═════ SUPPLIED ENTRIES ═════
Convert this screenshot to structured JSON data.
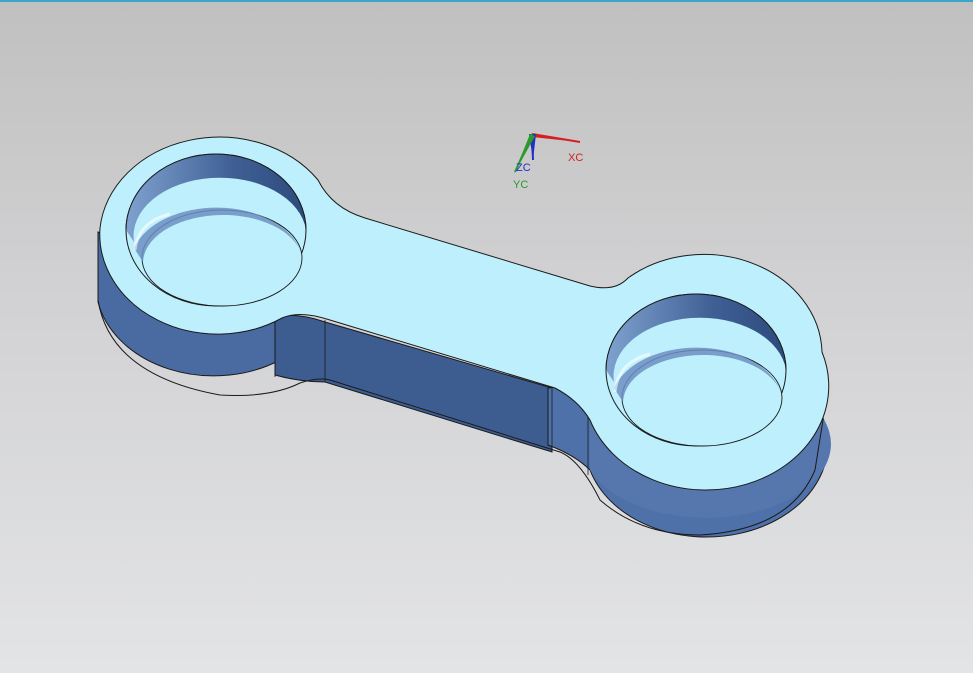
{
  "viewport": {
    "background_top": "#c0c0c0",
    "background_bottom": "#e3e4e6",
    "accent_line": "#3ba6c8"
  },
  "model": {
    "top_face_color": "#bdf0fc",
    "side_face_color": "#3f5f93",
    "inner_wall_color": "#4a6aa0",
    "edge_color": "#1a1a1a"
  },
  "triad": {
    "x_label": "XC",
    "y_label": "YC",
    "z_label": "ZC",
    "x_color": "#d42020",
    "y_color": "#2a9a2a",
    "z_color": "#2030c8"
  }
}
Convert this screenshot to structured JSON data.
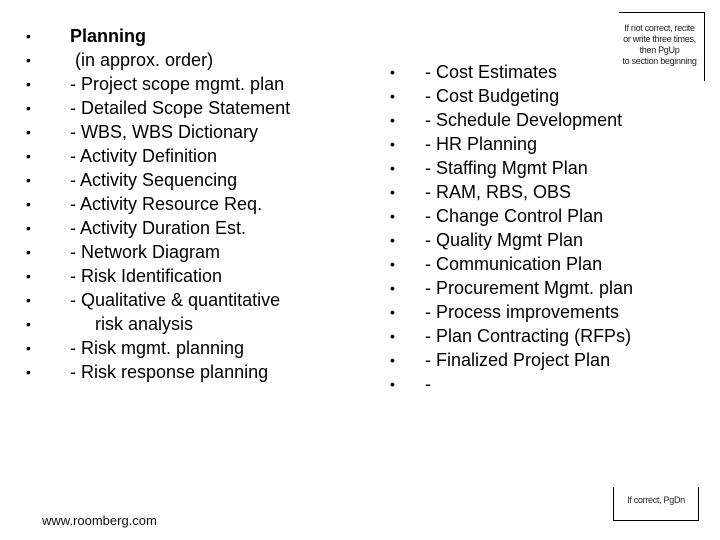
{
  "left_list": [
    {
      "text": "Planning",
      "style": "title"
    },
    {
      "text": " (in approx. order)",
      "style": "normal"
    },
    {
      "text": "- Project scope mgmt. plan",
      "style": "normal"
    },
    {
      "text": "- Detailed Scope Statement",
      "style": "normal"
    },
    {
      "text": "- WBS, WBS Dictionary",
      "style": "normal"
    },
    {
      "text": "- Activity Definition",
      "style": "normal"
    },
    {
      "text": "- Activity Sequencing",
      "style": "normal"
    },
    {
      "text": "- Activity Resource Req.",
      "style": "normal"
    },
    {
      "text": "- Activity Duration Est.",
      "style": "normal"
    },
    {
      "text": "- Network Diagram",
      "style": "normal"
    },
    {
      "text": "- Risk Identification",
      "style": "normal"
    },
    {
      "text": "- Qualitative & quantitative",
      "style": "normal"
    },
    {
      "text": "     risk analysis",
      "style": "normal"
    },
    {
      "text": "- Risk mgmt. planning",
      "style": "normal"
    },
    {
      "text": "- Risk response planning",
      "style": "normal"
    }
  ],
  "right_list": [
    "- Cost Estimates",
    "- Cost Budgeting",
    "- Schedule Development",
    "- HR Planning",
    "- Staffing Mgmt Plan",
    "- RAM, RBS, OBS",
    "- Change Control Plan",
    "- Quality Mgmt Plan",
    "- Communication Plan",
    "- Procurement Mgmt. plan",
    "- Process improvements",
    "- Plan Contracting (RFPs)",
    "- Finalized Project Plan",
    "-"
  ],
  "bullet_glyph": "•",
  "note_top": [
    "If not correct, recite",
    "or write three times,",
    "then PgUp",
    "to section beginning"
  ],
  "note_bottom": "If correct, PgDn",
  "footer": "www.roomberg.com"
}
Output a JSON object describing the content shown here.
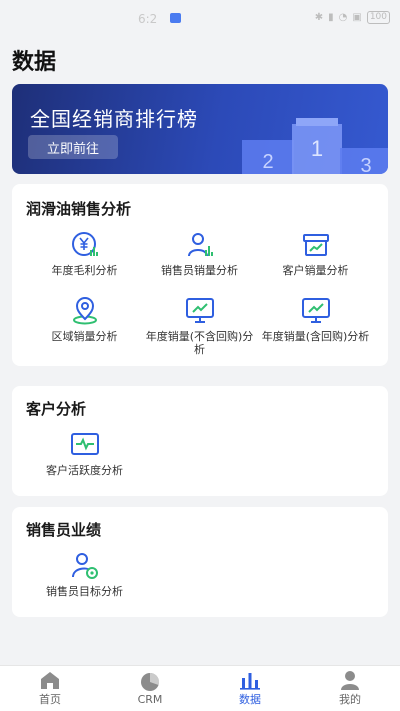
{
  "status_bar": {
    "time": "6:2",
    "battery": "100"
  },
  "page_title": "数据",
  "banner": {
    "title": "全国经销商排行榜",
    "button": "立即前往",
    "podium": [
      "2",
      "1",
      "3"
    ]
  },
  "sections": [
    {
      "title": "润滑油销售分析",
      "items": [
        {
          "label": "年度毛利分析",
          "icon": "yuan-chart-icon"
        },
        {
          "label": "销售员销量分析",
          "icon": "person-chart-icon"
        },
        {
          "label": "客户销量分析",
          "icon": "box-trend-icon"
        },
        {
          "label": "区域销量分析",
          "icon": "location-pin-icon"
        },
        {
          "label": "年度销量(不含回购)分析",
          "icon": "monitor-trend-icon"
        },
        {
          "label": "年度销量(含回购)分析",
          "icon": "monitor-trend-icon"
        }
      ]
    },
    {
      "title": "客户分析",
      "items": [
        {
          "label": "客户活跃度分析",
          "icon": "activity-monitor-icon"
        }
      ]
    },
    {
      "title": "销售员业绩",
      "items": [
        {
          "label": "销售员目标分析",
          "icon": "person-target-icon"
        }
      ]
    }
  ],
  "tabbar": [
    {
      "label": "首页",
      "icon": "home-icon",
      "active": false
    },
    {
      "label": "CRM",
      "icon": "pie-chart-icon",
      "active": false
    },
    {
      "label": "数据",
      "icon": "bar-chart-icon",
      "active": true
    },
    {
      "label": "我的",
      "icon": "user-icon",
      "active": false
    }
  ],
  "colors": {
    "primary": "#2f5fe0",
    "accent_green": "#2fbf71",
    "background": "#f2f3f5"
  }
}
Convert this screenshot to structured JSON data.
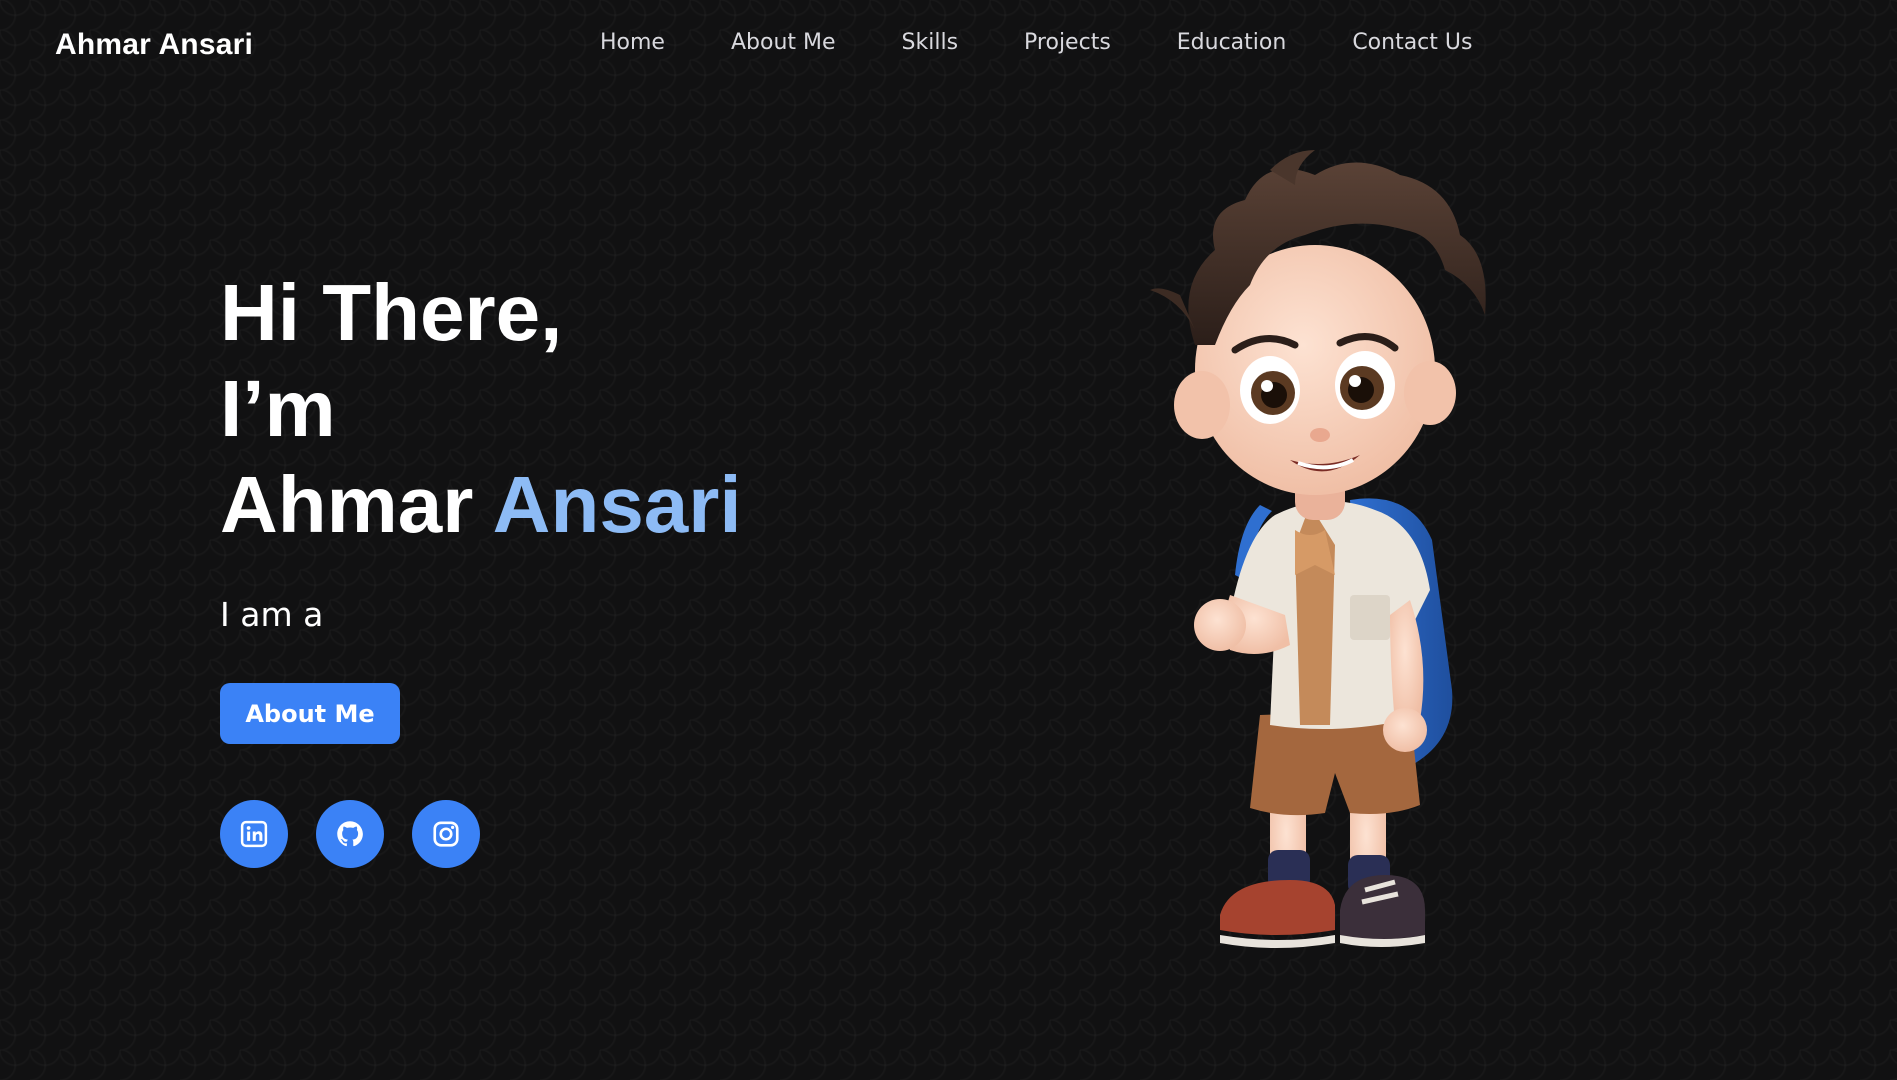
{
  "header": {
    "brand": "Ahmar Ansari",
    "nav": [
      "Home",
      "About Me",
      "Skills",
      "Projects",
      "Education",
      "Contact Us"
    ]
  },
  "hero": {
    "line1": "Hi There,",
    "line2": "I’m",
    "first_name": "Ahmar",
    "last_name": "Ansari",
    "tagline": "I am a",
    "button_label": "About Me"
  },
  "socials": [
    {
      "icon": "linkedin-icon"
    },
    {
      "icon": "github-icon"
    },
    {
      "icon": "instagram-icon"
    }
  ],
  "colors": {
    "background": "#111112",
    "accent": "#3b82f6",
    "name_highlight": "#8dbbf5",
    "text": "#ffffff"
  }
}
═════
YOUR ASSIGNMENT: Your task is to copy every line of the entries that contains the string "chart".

EXERCISE OUTPUT:
          "icon": "yuan-chart-icon"
          "icon": "person-chart-icon"
      "icon": "pie-chart-icon",
      "icon": "bar-chart-icon",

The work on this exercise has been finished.